Monday, September 27, 2010

Waiting For Superman: Waiting for America to become America for all children

In the tug-o-war between left and right, between union and management, between ideologues of different stripes all too often children become the rope. They become the rhetorical tool that people on either side of an argument use to argue their position. So you end up with a system that places accountability measures on schools, teachers and children while at the same time severely limiting their resources. The state of education in the State of California has been steadily declining since the passage of Prop 13 to the point that a system that once was the envy of the world is now a dysfunctional and horribly inequitable mess which has a racially skewed result. To be clear I’m not blaming Prop 13 for our educational problems, but rather an electorate that is more willing to fight for the interests of property owners than for the rights of all children for an equal education.

This should be no surprise as it simply follows the trends of this country. The rich get richer and the poor compete for what little resources are left. The well-to-do can afford expensive private schools ensuring that their progeny can take over their positions of power and influence. The balance of the population are relegated to a position of living off of the table scraps of the wealthy…and then are blamed for not being able to accomplish the near impossible. Our schools may be letting our kids down, but our society is letting our schools down. Children are not safe to walk to a school where they will not have the resources to learn effectively, taught by teachers who have to manage classrooms of 30-40 kids that enter at tremendously disparate levels of comprehension. This is partially the legacy of “No Child Left Behind”. It has left millions of children behind because it was an empty slogan so representative of our willingness in this country to get behind ideology but not worry about its repercussions on real human beings.

Enter the new documentary: "Waiting for Superman” to put a human face on this problem. Rhetoric and statistics disappear into the background when one witnesses the real human tragedy of a parent sitting in a hall watching for a lottery ball to drop in order to know if their kid will go to a school that will prepare her for college or one that will warehouse him for the streets and possible incarceration.

This exceptional piece of filmmaking has already created a tremendous amount of controversy and it only opened this past weekend. There will be much debate over teachers and unions and public schools vs. charter schools, and who is to blame. Entrenched interests will rush to defend their positions. The movie will no doubt be criticized for not offering enough comprehensive solutions, but is that the role of a documentary movie?

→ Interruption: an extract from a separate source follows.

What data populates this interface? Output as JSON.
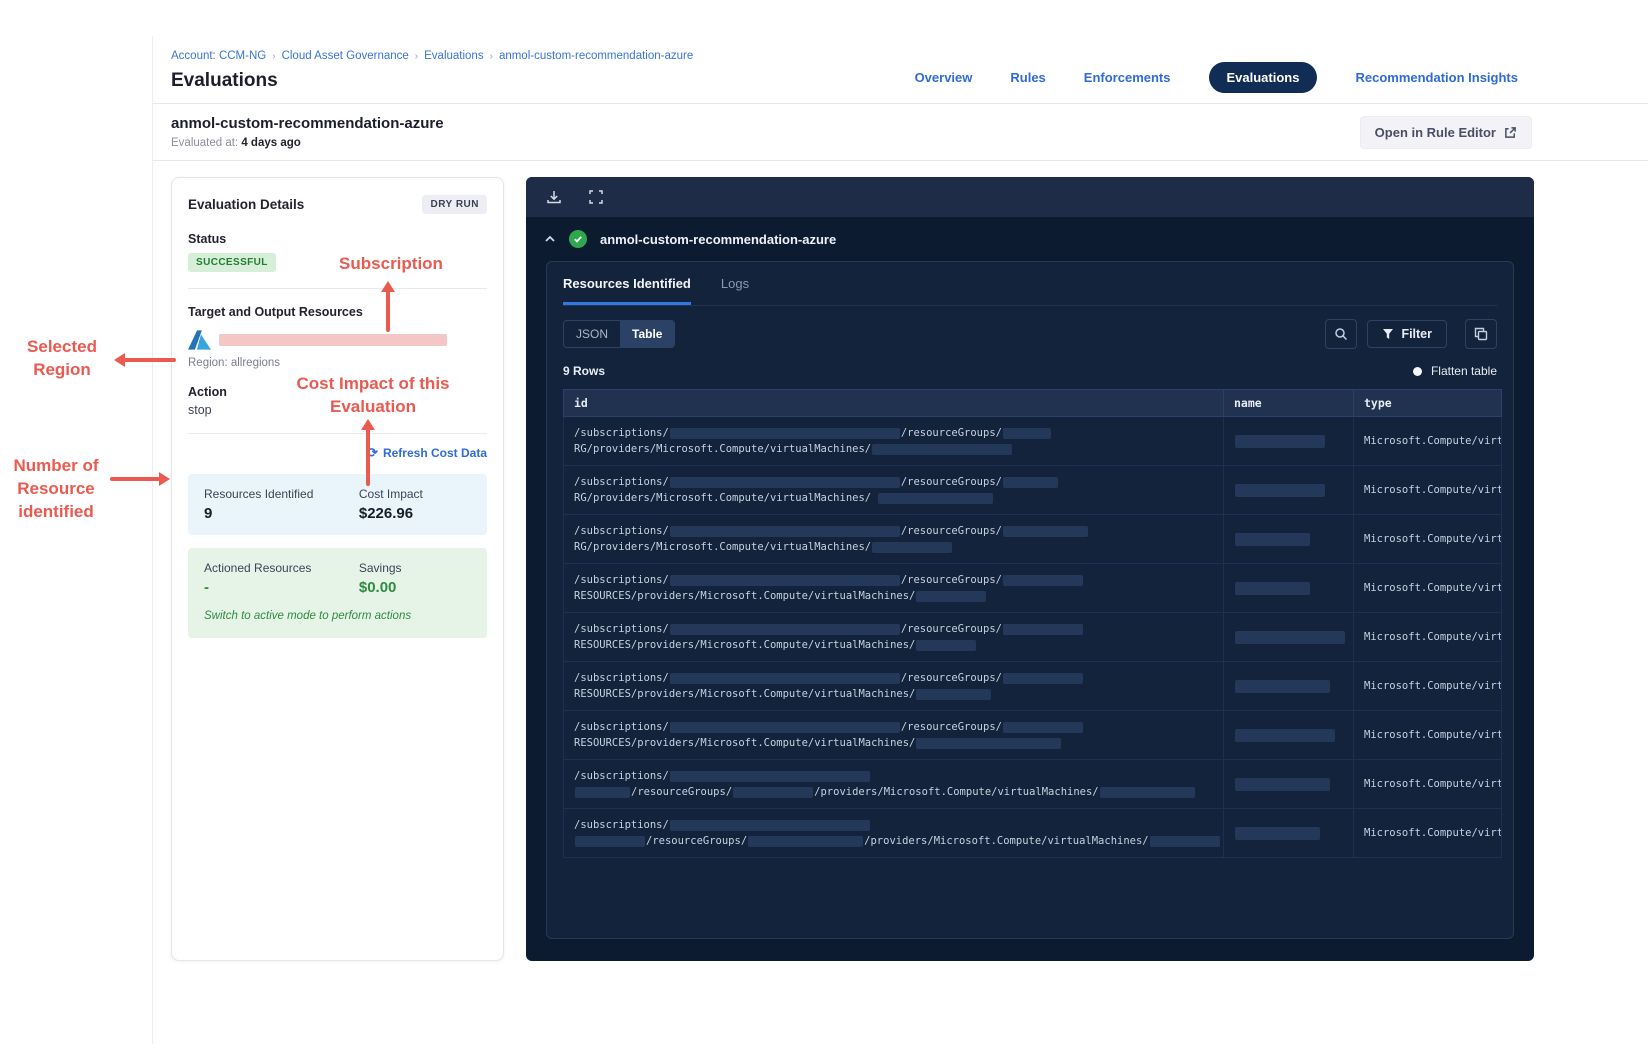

We have to be careful that we don’t let a 90 minute film define the terms of the discussion. Let’s just let it do what it is intended to do: stimulate debate and inflame our desires to offer a better future for all children. The film does show us what is possible. It is up to us to all to stop “waiting for Superman” and engage in one of the most important debates of our lifetime. We need to get angry at what we see on the screen and then make that anger productive.

In an ironic twist, Superwoman Oprah Winfrey takes up the cause of “Waiting for Superman” and features Facebook founder Mark Zuckerberg flying in like Superman to drop 100 million dollars on the Newark school system. While we heap praise on both of these wonderful actions (and appreciation for the spotlight that this puts on the problem), it is easy to lose sight of the millions of children who don’t get to go to the few schools who will benefit from these actions. It is a scary proposition that the well-being of the vast majority of the population is once again dependent upon handouts from the wealthy.  Every one of us needs to ask what we can do. Volunteer at a public school. Become a tutor. Better yet, become a mentor. Engage in the debate. Advocate for a more level playing field. Become active.

As mentors we realize how much power there is in simply paying attention to youth. So, when the youth of America see that we are debating and arguing over their future, even if we disagree, they may get a message that they do count after all. But if nothing comes of it, or if they see that we are cynically using them once again as the rope in our tug-o-wars about taxes and privilege and position, they will lose hope and we slip further into a culture of fear that continues to promote the interest of the few at the expense of the children of our future.



Tony LoRe
CEO/Founder Youth Mentoring Connection
Founder Boarding House Mentors


Tutor Mentor Connections said...

Tony. Good article. I'd add one more call to action. "BE A DONOR" and provide the dollars that make good mentoring programs possible in California and other states.

If we can't increase the dollars, and sustain them for many years, most mentoring programs won't have the manpower to manage and provide proper support to a new waive of well-intentioned mentors.

Tony said...

So true. People don't always get what a mentoring relationship will do to inspire a young person. School reform will be of little benefit to youth who don't have the desire to learn. Mentors are the number one way to create that desire...and programs need funding.

Anonymous said...

You are doing a great work Tony, Keep on keeping on.

Aliyu Solomon Barnabas.

Anonymous said...

You are doing a great work Tony, Keep on keeping on.

Aliyu Solomon Barnabas.